Ancient history student to dig on Crusader fortress site

Published 08 August 2012

Christine Vandor, a student of ancient history at the University of New England, is travelling to an archaeological site in Israel to take part in excavations that unearthed, in June, a golden treasure hoard.

“Thirty years of excavations have revealed that Apollonia-Arsuf, near the modern city of Herzliya, was an important centre of trade and commerce as far back as Phoenician times,” Ms Vandor said. “But the 2012 dig will mostly focus on the Byzantine and Crusader periods. The whole dig will be buzzing after the recent discovery of more than 100 gold coins in a partly-broken pottery vessel under the floor tiles of the twelfth-century Crusader fortress that dominates the site.”

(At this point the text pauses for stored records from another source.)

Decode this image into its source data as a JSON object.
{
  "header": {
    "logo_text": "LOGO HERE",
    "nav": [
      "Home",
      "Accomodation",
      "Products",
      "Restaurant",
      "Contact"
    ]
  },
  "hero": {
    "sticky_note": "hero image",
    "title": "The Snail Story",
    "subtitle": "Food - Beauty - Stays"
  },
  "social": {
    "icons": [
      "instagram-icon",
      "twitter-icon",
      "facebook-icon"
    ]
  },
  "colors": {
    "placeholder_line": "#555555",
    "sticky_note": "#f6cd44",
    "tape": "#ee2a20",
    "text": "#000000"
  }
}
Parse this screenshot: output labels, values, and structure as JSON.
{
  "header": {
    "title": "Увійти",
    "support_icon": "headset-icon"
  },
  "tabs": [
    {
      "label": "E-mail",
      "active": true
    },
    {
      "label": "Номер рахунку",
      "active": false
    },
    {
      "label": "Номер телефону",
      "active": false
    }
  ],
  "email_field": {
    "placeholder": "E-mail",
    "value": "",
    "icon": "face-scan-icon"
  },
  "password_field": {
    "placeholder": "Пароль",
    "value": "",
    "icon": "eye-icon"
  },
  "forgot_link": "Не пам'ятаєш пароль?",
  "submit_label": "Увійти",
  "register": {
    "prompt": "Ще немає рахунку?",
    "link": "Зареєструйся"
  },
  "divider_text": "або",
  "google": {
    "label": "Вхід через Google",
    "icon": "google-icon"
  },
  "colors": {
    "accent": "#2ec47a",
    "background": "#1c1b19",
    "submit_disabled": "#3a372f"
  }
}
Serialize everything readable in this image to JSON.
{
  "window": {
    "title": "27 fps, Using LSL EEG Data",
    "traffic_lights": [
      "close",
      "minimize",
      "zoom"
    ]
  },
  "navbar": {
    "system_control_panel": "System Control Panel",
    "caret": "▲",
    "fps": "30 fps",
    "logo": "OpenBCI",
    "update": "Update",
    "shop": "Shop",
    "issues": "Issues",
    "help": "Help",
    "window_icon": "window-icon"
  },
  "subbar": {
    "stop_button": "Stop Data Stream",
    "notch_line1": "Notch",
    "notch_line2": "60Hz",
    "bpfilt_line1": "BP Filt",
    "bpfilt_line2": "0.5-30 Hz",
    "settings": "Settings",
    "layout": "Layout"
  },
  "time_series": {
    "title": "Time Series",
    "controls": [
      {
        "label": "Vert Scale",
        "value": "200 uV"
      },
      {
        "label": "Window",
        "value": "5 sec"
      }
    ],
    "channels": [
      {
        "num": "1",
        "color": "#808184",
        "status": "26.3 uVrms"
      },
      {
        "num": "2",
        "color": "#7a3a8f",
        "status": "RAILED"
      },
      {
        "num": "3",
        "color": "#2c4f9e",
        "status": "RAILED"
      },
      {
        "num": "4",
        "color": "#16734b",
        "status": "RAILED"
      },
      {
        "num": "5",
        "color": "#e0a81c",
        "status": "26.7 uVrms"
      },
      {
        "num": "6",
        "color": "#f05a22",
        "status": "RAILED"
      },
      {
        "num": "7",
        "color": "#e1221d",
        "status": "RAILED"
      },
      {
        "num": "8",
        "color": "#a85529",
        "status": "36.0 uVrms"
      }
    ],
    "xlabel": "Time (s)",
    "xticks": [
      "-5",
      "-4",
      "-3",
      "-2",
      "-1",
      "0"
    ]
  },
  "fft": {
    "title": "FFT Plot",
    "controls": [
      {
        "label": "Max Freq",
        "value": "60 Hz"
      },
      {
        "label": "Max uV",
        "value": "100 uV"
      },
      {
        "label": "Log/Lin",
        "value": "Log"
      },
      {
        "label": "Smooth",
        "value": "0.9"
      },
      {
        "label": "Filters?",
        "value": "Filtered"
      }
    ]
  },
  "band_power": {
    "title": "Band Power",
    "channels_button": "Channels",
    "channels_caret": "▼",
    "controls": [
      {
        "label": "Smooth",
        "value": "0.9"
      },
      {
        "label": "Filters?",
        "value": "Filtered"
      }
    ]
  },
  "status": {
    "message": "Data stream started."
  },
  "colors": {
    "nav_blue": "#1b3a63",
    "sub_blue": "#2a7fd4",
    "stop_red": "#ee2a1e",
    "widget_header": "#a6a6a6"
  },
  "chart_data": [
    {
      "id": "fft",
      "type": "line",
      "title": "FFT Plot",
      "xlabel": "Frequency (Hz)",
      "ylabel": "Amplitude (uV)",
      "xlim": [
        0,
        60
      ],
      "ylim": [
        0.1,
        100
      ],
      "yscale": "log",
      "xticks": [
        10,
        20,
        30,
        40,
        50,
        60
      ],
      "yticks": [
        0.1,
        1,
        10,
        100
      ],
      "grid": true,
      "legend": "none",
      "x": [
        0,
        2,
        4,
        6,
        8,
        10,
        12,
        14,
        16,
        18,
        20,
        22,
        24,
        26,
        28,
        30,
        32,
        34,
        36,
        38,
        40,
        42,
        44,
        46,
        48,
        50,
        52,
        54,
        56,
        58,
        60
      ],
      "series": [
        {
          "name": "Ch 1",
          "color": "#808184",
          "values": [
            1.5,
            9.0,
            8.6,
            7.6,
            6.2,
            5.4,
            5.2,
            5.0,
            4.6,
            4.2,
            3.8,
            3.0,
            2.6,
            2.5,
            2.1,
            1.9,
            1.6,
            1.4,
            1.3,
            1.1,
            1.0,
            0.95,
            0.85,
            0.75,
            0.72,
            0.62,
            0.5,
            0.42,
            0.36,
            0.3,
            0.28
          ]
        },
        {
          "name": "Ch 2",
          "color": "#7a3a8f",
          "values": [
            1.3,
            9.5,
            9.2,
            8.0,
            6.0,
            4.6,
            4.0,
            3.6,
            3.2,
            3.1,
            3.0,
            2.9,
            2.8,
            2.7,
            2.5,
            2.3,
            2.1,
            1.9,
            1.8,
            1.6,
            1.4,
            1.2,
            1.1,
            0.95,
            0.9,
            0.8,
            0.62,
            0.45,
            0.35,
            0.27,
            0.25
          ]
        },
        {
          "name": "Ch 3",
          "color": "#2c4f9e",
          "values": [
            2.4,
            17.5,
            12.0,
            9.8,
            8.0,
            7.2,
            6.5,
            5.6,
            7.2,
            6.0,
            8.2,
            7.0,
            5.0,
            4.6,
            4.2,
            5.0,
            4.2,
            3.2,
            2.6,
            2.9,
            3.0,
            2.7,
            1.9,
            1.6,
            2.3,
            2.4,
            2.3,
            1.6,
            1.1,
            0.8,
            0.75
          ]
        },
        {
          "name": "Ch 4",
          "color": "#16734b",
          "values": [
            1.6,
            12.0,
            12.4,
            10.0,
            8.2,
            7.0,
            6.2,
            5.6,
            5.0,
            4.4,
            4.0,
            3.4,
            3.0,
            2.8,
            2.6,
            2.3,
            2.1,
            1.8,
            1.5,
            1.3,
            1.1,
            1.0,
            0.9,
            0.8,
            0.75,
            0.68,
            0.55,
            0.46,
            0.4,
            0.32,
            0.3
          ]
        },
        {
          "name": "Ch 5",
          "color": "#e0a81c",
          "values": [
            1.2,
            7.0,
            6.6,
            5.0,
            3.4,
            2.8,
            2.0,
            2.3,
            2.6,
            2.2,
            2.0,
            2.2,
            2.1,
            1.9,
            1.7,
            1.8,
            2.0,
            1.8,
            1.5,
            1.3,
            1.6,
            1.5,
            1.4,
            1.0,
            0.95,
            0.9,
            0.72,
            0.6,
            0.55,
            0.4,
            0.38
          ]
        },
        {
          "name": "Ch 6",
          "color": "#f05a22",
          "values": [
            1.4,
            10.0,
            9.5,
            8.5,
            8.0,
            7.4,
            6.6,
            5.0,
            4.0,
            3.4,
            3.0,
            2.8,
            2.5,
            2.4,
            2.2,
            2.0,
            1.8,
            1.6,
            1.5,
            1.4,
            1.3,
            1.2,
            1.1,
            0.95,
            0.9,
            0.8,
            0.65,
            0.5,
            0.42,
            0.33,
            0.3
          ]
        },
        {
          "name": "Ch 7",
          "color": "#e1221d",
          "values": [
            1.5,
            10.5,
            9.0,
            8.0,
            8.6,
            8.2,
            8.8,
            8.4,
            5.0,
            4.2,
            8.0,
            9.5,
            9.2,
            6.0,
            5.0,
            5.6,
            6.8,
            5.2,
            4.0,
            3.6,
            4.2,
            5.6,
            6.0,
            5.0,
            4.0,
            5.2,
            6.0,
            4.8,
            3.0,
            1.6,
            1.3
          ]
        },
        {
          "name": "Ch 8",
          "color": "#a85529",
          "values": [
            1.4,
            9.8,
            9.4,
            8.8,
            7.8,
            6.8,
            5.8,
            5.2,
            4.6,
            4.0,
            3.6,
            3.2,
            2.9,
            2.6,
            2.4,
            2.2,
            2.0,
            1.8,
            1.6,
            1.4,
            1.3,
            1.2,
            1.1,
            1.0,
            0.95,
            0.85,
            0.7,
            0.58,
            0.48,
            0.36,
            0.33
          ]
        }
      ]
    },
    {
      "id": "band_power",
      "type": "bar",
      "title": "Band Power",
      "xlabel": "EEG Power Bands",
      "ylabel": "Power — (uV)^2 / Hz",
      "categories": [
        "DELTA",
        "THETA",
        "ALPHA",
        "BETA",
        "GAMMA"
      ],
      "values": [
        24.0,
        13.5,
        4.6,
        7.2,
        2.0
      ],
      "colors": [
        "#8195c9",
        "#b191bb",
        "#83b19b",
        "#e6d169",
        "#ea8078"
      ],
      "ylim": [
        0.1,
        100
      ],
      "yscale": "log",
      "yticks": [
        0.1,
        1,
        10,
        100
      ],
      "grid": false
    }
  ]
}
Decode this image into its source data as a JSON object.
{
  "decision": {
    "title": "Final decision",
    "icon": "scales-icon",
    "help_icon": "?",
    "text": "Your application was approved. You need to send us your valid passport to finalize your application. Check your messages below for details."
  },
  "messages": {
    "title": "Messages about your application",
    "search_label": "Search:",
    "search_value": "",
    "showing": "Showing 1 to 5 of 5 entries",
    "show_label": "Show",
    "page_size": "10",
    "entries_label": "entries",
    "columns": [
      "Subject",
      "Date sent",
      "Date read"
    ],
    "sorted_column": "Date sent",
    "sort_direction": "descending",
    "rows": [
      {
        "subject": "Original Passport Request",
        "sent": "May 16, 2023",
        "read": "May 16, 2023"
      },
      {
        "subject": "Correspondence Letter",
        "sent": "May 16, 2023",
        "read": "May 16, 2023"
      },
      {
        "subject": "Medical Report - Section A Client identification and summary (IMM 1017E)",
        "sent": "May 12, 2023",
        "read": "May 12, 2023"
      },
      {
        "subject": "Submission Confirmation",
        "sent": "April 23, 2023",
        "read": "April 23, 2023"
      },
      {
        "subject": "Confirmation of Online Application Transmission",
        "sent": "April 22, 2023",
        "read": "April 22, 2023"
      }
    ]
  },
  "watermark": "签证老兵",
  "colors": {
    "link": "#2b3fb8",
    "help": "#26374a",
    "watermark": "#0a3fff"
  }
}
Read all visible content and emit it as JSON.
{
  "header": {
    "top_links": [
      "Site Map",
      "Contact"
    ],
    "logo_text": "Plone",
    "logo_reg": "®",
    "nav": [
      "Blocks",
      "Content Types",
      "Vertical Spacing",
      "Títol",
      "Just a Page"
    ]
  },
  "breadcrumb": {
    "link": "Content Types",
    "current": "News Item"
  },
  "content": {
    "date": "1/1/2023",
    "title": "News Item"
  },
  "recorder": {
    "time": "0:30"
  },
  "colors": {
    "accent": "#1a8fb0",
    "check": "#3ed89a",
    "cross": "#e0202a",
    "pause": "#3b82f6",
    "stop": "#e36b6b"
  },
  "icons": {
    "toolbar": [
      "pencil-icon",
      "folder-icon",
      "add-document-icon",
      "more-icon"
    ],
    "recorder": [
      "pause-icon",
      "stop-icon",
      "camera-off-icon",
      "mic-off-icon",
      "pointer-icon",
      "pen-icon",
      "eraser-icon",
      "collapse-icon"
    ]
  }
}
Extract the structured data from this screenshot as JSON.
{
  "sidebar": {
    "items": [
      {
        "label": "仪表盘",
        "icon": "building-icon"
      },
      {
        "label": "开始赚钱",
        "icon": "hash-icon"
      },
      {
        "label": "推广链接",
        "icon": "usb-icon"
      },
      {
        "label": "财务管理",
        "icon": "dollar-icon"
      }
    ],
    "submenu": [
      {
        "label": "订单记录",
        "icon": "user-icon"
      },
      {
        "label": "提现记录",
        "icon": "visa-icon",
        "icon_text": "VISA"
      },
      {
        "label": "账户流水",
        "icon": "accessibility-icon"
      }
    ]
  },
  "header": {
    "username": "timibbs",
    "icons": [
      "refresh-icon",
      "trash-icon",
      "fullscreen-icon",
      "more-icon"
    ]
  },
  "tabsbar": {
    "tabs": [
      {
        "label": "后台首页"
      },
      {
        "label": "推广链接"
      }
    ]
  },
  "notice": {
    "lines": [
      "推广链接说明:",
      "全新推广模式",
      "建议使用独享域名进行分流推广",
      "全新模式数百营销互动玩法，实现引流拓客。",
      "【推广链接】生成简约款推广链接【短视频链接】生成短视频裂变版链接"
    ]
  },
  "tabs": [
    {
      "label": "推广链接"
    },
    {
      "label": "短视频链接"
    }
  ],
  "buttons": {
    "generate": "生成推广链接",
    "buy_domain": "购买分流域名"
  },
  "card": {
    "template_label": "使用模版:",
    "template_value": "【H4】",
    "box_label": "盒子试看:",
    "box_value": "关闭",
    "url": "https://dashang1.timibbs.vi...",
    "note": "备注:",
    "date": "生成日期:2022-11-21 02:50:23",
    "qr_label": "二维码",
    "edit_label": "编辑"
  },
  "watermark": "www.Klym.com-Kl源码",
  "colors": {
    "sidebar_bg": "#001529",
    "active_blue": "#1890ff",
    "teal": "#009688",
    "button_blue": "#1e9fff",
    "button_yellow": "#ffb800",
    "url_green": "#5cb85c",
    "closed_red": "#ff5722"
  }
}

Ms Vandor (pictured here), who lives in Cowra, NSW, with her husband and three children, is travelling to Israel as the recipient of this year’s Caswell & Mulligan International Travel Bursary for undergraduate students of ancient history at UNE. It will be not only her first time on an archaeological dig, but also her first experience of overseas travel.

The recently-discovered hoard of gold coins is believed to have been buried before the Battle of Arsuf between Saladin and Richard the Lionheart during the Third Crusade. A large cache of arrowheads and other weaponry – including stones used in catapults – was also found.

“The find is one of the most important in the region over the past few decades,” Ms Vandor said. “By participating in the dig I’ll be learning about the period of the Crusades through first-hand experience. To really get my hands in the dirt – and to learn from the regular lectures by Near Eastern scholars – will be fantastic.” She’ll be leaving for Israel on the 16th of August, and will spend two weeks at the dig.

Ms Vandor has a special interest in the ancient Near East, and proposed the Apollonia-Arsuf dig, conducted by Tel Aviv University, in her successful application for the travel bursary. She will be one of 35 international participants in the dig this August – and the only Australian.

“I hope to gain a greater understanding of archaeology, and develop my skills in reporting and public speaking through presenting my findings and experience back at UNE at the end of my trip,” she said. “I hope, too, that this will be the first of many opportunities to explore – first-hand – the history of the Near East.”

The travel bursary, donated through UNE’s School of Humanities by Dr Gabi Caswell (a former ancient history student at UNE) and her husband Stefan Mulligan ( a current UNE student), is worth $2,500. Ms Vandor is its third annual recipient.